Three Air Namibia board members resigned with immediate effect between Monday and yesterday.
This comes after the board accused the government of interference in running the airline, making it difficult for it to execute its mandate.
Minister of public enterprises Leon Jooste confirmed the resignations yesterday. He said board chairperson Escher Luanda and Heritha Muyoba resigned yesterday and Willy Mertens quit on Monday.
The fate of the fourth board member Alois Nyandoro could not be established. The board has been at the helm of the airline for the past two years.
The resignations come after the board averted the airline’s closure last week, after an international company called Challenge Air took it to court over debt.
The government refused to provide Air Namibia with N$95 million to pay Challenge Air, and the board struck an agreement to settle without the government’s involvement.
Despite the agreement, the board maintained that the door to file for liquidation remains open.
The national airline said if it were to be liquidated, the impact would be devastating as 636 employees would lose their jobs. The board said the best option would be for a re-start plan, to preserve at least 50% jobs, while enabling the airline to add value to the domestic economy.
GOVERNANCE TRANSGRESSION CLAIMS
Before resigning the board members claimed the Ministry of Public Enterprises made major decisions for Air Namibia without their involvement.
They also said during their tenure, they endured the usurping of functions by the state as shareholder. This, according to them, is not consistent with sound state-owned enterprise (SOE) governance.
“It is a fundamental principle that the role of the state, as shareholder, is to provide policy directions, while the board leads and directs the SOE in achieving its goals and objectives,” they added.
The board also accused the public enterprises ministry of directly engaging employees and trade unions.
In addition, the government allegedly negotiated contracts for the company without the board’s involvement and also managed the airline’s allocated budget without board involvement.
“The airline had received N$948 million in the 2020/2021 fiscal year from the Ministry of Finance and approved by parliament, but the board has to date not been briefed how these funds were disbursed to the airline if at all, other than a monthly allocation for employee salaries,” they added.

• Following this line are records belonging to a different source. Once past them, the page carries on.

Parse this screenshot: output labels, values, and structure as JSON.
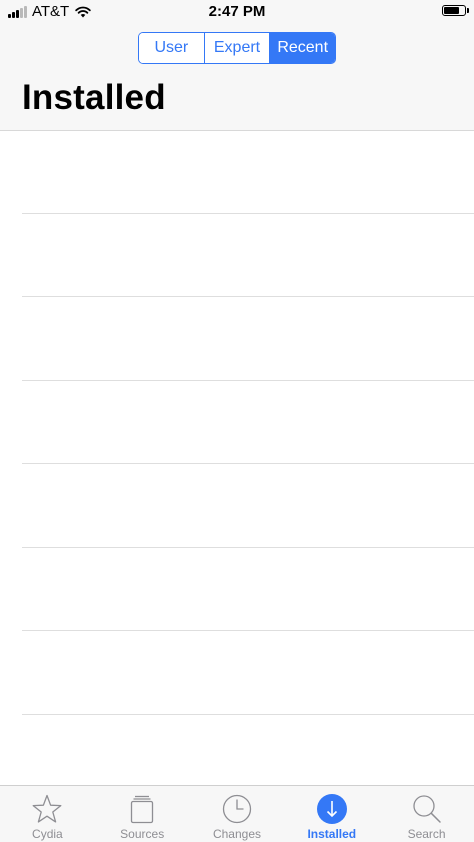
{
  "status_bar": {
    "carrier": "AT&T",
    "time": "2:47 PM"
  },
  "header": {
    "segments": [
      {
        "label": "User",
        "active": false
      },
      {
        "label": "Expert",
        "active": false
      },
      {
        "label": "Recent",
        "active": true
      }
    ],
    "title": "Installed"
  },
  "tab_bar": {
    "tabs": [
      {
        "label": "Cydia",
        "icon": "star-icon",
        "active": false
      },
      {
        "label": "Sources",
        "icon": "sources-icon",
        "active": false
      },
      {
        "label": "Changes",
        "icon": "clock-icon",
        "active": false
      },
      {
        "label": "Installed",
        "icon": "download-icon",
        "active": true
      },
      {
        "label": "Search",
        "icon": "search-icon",
        "active": false
      }
    ]
  },
  "colors": {
    "accent": "#3478f6",
    "inactive": "#8e8e93",
    "bar_background": "#f7f7f7",
    "separator": "#dedede"
  }
}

According to the board members, the government also initiated a restructuring exercise, without their knowledge.
“These are unfortunate instances that fly in the face of good corporate governance and have made it extremely difficult for the board to execute its fiduciary role.”
Despite the finance minister stating on Friday that implementing the new Air Namibia business plan would cost more than N$7 billion, the airline maintains that the information is not factual and is based on a wrong premise.
“In fact, the N$7 billion brings forward future debts to as far as 2025 and creates the impression that these debts are due and payable. This figure has also been further clarified with the shareholder at no fewer than three forums,” the board noted.
Meanwhile, Jooste told The Namibian yesterday that Air Namibia has been on the agenda of the Cabinet and the Cabinet committee on treasury since 2015.
He added that all the associated activities were discussed and then either instructed or endorsed by the Cabinet and/or the Cabinet committee on treasury. The minister further said after those instructions or endorsements, the ministry was instructed to implement the various actions and to report back to the Cabinet committee on treasury and/or Cabinet.
“All of the mentioned actions were in line with these instructions after due consideration of the applicable facts and merits. The government will soon be in a position to provide detailed information and I will be happy to clarify any misunderstandings or misconceptions then,” Jooste said.